Kolkata, Nov 23 (2016) Bengal cricket fraternity was today left in a state of shock at sudden demise of their longest serving manager Samir Dasgupta. Dasgupta suffered massive cardiac arrest. He is survived by his wife and two daughters. The 74-year-old, who had accompanied Bengal Ranji team till their match against Tamil Nadu in Rajkot from November 13-16. From Rajkot, Bengal were travelling to Lahli but Dasguptas health deteriorated and he returned to Kolkata from Mumbai. He was admitted to a Kolkata hospital on November 19. “He suffered a cardiac arrest around 6.40am today at the RN Tagore Hospital and breathed his last,” his son-in-law told PTI from his Baranagar residence. Gentleman to the core, the soft-spoken Dasgupta had only won friends and easily the most popular Bengal team manager. During one season (209-10), the CAB had appointed Rusi Jejeebhoy as the manager but the association knew that players wanted Dasgupta back.
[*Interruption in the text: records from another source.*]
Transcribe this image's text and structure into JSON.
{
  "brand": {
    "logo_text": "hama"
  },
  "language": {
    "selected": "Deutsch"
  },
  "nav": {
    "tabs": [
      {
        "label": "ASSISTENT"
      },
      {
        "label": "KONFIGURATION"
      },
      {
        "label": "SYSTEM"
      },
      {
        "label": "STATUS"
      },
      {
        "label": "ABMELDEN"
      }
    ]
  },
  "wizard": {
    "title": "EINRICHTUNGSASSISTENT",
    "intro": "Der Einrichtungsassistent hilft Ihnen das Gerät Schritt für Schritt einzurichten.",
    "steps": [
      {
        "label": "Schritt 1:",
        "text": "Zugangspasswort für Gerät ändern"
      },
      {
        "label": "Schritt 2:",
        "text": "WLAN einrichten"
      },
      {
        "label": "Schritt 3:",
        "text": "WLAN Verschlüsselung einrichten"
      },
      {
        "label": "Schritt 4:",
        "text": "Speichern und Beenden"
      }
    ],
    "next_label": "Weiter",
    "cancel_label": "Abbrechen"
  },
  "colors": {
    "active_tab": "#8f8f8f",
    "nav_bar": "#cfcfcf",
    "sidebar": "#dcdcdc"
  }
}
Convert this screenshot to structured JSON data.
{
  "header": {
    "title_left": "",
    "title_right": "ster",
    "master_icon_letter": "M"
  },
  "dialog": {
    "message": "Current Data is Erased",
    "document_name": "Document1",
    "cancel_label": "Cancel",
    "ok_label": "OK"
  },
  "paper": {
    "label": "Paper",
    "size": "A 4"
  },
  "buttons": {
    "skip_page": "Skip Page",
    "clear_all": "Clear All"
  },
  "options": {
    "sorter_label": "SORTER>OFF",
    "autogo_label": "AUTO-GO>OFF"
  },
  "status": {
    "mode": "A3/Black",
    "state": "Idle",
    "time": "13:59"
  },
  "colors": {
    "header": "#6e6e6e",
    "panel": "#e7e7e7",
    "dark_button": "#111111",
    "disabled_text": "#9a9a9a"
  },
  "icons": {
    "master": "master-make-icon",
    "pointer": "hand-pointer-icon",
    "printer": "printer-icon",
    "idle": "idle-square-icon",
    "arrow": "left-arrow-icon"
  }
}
He was back during next season. The vice-president of East Bengal, Dasgupta served the club at different capacities including being the cricket secretary and had roped in Sachin Tendulkar and Kapil Dev to play for the red-and-gold during the P Sen Trophy, 1992. Never had Eden Gardens seen close to 50,000 people for a club game with Sachin and Kapil playing for East Bengal and Javagal Srinath representing Mohun Bagan. It was possible because of Dasgupta, who has also been local manager of Indian team. A former CAB assistant secretary, Dasgupta went on to become the most-sought after manager of the the senior team and held the position during their last two notable performances ? in 2005-06 and 06-07 Ranji Trophy when they finished runners-up. A diabetic but Dasgupta would always carry boxes of sweets with him and greet every cricketer in his special fondly manner. “We would always get sweets from him. During winters he would give us Nalengurer rosogolla. He was such a gentle soul someone who would always make you smile with his positive vibes,” former Bengal captain Rohan Gavaskar fondly recalls. “There came a time when junk foods like sweets and pizzas were banned but we knew where to get it, and we would head straight to Samirdas room,” former Bengal captain turned commentator Deep Dasgupta said. He further added how he went out of his way to sort things out, be it laundry, room or the tickets. “He was one of the friendliest administrators the sport has ever seen. Be it the DA, arranging a hotel or making sure of the laundry, he will go out of his way to ensure that the player is in a comfort zone, free from any hassle. Its a personal loss for me,” the captain of the Bengal Ranji runners-up said. The wicketkeeper batsman also recalled how Samir da as he was affectionately called played an instrumental role in shaping his career when he was signed by him to play for East Bengal during his under-17 days. CAB joint secretary Avishek Dalmiya said:”Ive known him from the time of my father. He has always served the association tirelessly. Besides being an expert in man management, he was a warm and honest human being. His sudden and untimely death is most unfortunate, and has left us grief-stricken.” “May his family get the courage to deal with this tragedy,” Avishek said in his condolence message. PTI TAP KHS KHSadvertisement